With the ever-increasing development that is taking place in the Caribbean region, the need for proper education, particularly in the fields of Mathematics and Science has risen drastically. This is fueled by both the increasing popularity and demand of math and science oriented professions within the region. However, the Caribbean seems to be experiencing a growing problem with regards to math and science education, in that fewer people are interested in the fields as well as their associated career paths, (Bosch, 2010). However, new programs and opportunities are helping to fight this, and rekindle both interest and performance of Caribbean youths in math and science.
One such opportunity is the Emerging Caribbean Scientists (ECS) Programs. They offer scholarships, research experiences, mentoring, and supplemental instruction to students in the University of the Virgin Islands pursuing STEM (science, technology, engineering, and mathematics) careers, with the hope of fostering an increase in the amount of students majoring in the STEM disciplines, and help promote excellent performance in said students in the UVI. They also support faculty research, which will in turn support undergraduate student research, through providing funding opportunities for research at UVI as well as off island.
Another strategy being deployed is the use of various competitions to foster interest and creativity. One of the latest developments in this area is a Pioneering Science and Sustainability Competition, which is taking place this year. The competition is the first of its kind and serves an initiative to foster an outgrowth to build sustainable Caribbean communities, and at the same time, address increase student participation in STEM areas. It is currently being sponsored by Sagicor, the Caribbean Examinations Council (CXC), and the nonprofit Caribbean Science Foundation (CSF).
For its first year in operation, the challenge is open to schools in Anguilla, Antigua and Barbuda, Barbados, Belize, Dominica, Grenada, Guyana, Jamaica, St. Kitts and Nevis, St. Lucia, St. Vincent and the Grenadines and Trinidad & Tobago, though the sponsors hope to extend the range of participants in upcoming years. Rewards for this competition range from the national to the regional level, and include new scientific equipment, an all-expenses paid trip to Florida as well as cash prizes that range from US $1,000 – US $ 5000. The reception among schools across the region has been reported to be excellent thus far.

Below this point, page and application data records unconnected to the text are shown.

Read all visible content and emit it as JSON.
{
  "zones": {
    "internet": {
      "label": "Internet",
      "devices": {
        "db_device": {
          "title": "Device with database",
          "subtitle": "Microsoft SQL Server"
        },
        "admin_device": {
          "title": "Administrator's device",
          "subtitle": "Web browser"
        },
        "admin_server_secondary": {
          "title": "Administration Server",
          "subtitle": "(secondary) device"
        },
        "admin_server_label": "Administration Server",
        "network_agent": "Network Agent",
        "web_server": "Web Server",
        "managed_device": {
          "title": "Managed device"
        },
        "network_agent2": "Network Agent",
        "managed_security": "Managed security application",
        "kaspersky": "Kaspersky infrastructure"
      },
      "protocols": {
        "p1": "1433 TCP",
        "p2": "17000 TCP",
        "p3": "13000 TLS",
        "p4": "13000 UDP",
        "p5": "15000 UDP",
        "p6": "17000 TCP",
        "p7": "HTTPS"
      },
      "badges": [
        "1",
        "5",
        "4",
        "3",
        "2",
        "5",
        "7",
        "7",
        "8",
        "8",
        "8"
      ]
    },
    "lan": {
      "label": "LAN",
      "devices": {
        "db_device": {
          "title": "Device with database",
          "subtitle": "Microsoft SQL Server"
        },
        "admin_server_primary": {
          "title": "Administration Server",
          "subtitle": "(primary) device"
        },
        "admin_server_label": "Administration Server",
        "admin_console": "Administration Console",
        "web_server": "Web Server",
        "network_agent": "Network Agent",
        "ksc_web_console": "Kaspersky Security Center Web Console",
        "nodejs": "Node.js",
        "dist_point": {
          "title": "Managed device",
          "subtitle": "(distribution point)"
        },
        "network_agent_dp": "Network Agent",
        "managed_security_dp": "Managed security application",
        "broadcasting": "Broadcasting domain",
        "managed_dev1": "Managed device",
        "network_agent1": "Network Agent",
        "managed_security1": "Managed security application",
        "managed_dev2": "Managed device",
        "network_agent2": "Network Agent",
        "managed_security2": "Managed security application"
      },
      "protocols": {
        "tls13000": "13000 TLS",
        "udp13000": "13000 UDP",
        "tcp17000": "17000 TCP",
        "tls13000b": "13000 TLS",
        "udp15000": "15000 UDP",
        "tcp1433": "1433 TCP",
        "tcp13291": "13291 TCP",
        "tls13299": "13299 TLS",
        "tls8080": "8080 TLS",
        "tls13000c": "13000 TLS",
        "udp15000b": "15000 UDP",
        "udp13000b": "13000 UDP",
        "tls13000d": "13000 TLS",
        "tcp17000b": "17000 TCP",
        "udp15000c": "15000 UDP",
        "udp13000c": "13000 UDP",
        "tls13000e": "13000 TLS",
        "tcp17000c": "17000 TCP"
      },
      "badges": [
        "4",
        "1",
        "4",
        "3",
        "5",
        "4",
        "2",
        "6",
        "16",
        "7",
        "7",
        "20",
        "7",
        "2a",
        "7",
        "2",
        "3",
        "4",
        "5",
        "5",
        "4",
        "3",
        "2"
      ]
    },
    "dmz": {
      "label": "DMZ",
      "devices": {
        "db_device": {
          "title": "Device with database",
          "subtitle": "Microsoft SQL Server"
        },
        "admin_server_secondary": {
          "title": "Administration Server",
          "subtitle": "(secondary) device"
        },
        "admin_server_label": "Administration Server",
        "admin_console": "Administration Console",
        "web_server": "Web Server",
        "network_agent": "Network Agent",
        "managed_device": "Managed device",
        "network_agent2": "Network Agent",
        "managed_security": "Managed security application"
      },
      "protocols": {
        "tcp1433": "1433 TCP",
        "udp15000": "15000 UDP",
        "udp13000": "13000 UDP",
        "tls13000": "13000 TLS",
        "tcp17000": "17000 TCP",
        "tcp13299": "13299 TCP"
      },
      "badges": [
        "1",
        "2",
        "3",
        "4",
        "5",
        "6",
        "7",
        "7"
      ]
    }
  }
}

Finally, increasing mentorship among both students and teachers can help curb problems involving the interest and participation of students in STEM disciplines as well as any other area of study. Bosch, 2010 reports that while Latin American and Caribbean countries provide education for almost all their young people, the quality of said education is often too poor. Ideally having appropriate mentorship programs will aid students in attaining a better understanding in areas of study with which they are particularly weak, so that success, and an increase in interest can be achieved in these areas.
Mentorship can also greatly benefit the teacher, so that the link between professionals within the math and science community and school teachers is reinforced. This will also improve individuals' teaching abilities as they learn various methods to educate students more effectively, and develop suitable means of evaluation.
The STEM disciplines, while experiencing an increase in demand, are as of recent, being neglected by more Caribbean students. While this poses a challenge, measures are being put in place to mitigate such a problem, ranging from the providing of increased funding and opportunities for students, competitions that offer great rewards and experiences and mentorship programs which will assist both teachers and students to overcome the challenges that lie within the areas of Science and Mathematics.
By: Alexandra Daley